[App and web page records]
□ □ □ □ □ □ □

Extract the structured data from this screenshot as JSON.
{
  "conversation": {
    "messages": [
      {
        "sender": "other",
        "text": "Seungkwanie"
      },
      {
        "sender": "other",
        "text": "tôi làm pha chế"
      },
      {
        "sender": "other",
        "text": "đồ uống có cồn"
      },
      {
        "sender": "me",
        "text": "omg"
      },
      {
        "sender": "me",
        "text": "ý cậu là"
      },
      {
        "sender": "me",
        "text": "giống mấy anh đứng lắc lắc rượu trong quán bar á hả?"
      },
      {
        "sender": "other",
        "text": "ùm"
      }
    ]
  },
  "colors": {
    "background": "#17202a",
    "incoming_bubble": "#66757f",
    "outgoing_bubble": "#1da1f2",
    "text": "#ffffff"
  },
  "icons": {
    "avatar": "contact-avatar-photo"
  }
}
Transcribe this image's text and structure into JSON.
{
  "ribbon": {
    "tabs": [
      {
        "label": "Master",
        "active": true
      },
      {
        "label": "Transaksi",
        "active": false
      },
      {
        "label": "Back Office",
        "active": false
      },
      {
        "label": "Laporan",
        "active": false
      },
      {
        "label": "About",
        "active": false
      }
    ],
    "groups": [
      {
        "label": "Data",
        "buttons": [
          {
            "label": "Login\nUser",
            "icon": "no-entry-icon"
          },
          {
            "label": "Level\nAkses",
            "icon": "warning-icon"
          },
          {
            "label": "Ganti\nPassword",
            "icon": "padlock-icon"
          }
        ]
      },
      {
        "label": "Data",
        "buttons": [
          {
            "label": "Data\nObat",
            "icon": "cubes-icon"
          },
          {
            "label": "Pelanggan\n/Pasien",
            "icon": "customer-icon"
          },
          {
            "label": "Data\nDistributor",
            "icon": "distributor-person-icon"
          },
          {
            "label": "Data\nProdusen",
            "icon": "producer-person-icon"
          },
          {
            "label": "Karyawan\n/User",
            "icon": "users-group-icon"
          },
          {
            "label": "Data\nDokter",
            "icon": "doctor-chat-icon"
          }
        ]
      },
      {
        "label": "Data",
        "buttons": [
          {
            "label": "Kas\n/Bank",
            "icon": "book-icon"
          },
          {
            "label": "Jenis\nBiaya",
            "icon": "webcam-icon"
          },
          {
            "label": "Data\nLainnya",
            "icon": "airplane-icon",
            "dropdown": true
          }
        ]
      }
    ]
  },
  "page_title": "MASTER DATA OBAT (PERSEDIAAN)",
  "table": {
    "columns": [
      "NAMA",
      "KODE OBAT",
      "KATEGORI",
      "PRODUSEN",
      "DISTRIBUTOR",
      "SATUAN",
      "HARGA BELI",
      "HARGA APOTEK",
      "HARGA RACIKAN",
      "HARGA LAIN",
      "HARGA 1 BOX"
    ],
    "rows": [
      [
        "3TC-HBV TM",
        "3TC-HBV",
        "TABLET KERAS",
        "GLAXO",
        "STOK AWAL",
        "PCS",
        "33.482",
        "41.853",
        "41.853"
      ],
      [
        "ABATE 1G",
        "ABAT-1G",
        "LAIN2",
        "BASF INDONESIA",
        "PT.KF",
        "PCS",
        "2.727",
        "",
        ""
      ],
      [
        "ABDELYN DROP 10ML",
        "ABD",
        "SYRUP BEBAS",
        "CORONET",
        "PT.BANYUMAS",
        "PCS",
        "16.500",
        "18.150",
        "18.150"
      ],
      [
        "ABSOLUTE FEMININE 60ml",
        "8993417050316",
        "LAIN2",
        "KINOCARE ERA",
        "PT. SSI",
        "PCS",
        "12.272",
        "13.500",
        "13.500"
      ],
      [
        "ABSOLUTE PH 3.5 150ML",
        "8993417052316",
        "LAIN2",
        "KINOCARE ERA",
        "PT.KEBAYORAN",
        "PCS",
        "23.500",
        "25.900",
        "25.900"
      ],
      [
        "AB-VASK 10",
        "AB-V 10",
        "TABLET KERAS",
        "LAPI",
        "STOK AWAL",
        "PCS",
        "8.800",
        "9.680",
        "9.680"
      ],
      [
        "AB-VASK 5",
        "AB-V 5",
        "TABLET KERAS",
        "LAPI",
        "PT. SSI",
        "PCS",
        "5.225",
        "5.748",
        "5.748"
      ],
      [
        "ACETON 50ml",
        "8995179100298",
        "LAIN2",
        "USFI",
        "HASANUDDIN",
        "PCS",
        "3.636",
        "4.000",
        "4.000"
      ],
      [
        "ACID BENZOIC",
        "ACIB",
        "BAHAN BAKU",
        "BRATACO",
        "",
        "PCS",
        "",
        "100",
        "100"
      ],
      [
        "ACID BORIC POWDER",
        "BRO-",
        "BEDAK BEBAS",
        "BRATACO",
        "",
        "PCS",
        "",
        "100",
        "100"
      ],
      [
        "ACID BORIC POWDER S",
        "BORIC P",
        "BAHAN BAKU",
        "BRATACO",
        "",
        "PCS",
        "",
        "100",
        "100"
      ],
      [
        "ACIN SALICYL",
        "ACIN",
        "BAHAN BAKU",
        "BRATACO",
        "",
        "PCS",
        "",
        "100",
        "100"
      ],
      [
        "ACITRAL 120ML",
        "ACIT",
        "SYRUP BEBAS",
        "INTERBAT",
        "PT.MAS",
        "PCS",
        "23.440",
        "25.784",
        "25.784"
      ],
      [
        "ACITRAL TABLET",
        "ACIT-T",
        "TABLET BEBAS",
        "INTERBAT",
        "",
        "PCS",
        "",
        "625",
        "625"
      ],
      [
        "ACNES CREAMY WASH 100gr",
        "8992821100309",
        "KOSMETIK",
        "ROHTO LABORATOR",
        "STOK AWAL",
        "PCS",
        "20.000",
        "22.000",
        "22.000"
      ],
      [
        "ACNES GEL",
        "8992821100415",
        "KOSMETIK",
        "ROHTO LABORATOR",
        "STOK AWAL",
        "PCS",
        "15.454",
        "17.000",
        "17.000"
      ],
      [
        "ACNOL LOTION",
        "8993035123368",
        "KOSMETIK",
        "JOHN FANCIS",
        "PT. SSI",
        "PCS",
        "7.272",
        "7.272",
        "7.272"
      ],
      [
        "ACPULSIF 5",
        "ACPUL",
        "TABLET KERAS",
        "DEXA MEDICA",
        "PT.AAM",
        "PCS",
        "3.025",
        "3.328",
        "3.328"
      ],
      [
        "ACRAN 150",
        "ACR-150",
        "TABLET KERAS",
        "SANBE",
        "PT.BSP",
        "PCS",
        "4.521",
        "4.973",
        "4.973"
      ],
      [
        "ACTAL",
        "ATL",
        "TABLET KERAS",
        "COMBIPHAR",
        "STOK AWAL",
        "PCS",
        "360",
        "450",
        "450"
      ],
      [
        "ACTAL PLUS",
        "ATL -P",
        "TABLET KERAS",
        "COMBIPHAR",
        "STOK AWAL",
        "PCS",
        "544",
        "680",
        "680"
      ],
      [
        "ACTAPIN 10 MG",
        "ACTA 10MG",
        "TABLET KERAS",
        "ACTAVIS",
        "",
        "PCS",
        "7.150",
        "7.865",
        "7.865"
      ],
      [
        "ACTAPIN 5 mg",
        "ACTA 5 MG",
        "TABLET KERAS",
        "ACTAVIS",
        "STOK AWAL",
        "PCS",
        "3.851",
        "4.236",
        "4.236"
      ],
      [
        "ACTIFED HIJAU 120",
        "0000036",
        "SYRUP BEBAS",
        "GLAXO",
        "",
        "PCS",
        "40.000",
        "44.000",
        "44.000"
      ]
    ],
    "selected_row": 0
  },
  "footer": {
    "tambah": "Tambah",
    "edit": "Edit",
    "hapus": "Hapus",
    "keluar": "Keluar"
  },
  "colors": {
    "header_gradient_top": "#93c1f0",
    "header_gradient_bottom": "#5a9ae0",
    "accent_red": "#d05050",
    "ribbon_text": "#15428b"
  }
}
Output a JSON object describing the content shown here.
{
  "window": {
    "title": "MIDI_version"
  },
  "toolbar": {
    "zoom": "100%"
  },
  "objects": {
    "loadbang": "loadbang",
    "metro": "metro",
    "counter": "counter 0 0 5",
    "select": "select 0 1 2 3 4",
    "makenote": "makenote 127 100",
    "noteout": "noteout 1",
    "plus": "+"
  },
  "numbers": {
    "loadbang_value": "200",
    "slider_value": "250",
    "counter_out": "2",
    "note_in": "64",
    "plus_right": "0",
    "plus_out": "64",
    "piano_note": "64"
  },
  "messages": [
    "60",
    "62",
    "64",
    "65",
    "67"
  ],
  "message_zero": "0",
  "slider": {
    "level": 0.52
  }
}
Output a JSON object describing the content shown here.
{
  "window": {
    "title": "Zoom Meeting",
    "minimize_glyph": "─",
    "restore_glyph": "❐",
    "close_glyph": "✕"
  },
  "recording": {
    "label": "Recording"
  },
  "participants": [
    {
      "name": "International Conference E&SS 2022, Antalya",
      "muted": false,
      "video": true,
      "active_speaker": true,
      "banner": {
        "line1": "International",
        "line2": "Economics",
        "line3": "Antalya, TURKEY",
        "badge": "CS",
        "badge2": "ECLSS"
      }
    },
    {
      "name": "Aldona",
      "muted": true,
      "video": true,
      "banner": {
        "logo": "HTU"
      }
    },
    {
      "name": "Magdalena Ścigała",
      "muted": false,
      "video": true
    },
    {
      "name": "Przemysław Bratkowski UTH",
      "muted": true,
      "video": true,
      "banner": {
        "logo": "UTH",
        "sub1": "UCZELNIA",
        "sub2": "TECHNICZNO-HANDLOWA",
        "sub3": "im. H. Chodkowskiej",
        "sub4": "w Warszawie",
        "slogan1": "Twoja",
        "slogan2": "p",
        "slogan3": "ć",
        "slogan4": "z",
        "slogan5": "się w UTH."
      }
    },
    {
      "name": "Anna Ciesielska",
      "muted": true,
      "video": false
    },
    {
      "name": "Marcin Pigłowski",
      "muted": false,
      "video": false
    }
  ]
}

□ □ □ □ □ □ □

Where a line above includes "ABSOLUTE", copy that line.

        "ABSOLUTE FEMININE 60ml",
        "ABSOLUTE PH 3.5 150ML",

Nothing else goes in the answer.